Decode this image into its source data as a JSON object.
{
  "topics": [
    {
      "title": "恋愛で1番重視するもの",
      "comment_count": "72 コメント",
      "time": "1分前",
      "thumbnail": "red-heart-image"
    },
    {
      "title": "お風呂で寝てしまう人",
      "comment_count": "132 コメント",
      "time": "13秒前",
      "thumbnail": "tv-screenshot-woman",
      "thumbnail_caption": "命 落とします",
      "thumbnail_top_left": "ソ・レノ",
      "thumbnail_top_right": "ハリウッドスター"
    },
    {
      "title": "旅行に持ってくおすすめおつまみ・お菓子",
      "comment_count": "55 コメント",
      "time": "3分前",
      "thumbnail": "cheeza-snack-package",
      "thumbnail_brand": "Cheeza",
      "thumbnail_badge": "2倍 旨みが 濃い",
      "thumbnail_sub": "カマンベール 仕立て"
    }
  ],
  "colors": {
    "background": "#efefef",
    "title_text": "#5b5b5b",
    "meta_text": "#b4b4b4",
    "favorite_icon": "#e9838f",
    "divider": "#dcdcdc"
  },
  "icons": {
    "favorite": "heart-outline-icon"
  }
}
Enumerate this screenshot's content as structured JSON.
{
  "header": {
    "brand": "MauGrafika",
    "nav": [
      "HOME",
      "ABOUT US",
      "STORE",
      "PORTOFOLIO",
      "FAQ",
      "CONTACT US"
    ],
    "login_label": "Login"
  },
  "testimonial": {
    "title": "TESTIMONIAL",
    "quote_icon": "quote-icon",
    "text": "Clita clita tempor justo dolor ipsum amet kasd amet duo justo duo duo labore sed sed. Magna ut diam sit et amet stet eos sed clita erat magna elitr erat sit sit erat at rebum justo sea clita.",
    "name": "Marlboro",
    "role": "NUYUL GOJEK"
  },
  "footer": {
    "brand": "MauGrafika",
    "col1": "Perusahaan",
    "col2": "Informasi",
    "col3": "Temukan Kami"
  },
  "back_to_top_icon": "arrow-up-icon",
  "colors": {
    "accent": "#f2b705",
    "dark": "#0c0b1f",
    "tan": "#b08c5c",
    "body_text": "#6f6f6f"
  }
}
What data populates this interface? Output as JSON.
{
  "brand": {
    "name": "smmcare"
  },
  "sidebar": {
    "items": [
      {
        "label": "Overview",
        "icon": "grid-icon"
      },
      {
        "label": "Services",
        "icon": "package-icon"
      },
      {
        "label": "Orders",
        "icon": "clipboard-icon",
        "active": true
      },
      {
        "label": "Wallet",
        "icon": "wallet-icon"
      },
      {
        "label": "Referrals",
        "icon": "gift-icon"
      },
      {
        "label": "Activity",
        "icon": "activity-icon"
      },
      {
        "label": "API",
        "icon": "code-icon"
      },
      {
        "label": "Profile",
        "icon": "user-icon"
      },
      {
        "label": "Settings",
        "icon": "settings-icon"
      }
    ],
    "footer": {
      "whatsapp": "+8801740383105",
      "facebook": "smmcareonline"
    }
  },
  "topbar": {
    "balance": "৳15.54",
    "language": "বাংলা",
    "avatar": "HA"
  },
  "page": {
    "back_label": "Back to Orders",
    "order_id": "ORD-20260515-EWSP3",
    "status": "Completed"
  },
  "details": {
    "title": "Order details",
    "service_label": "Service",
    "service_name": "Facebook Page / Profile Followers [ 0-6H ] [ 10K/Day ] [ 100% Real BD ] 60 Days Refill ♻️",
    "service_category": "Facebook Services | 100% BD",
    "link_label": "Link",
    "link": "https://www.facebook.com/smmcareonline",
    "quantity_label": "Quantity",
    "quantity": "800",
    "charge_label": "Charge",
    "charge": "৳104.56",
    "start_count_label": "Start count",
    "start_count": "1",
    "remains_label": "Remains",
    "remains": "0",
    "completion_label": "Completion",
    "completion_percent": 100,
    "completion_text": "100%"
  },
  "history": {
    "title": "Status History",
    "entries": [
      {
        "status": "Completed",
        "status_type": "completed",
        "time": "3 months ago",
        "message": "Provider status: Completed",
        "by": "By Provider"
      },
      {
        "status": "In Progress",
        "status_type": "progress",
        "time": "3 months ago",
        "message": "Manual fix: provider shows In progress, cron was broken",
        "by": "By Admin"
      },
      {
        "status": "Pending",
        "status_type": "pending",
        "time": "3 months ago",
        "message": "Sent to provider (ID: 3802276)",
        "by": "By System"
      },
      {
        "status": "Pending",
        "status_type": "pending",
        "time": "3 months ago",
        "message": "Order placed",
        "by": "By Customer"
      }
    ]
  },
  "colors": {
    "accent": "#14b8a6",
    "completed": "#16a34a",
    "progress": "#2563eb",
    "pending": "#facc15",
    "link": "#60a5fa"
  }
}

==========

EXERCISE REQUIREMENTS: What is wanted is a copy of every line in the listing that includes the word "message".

SOLUTION TO THE PROBLEM:
        "message": "Provider status: Completed",
        "message": "Manual fix: provider shows In progress, cron was broken",
        "message": "Sent to provider (ID: 3802276)",
        "message": "Order placed",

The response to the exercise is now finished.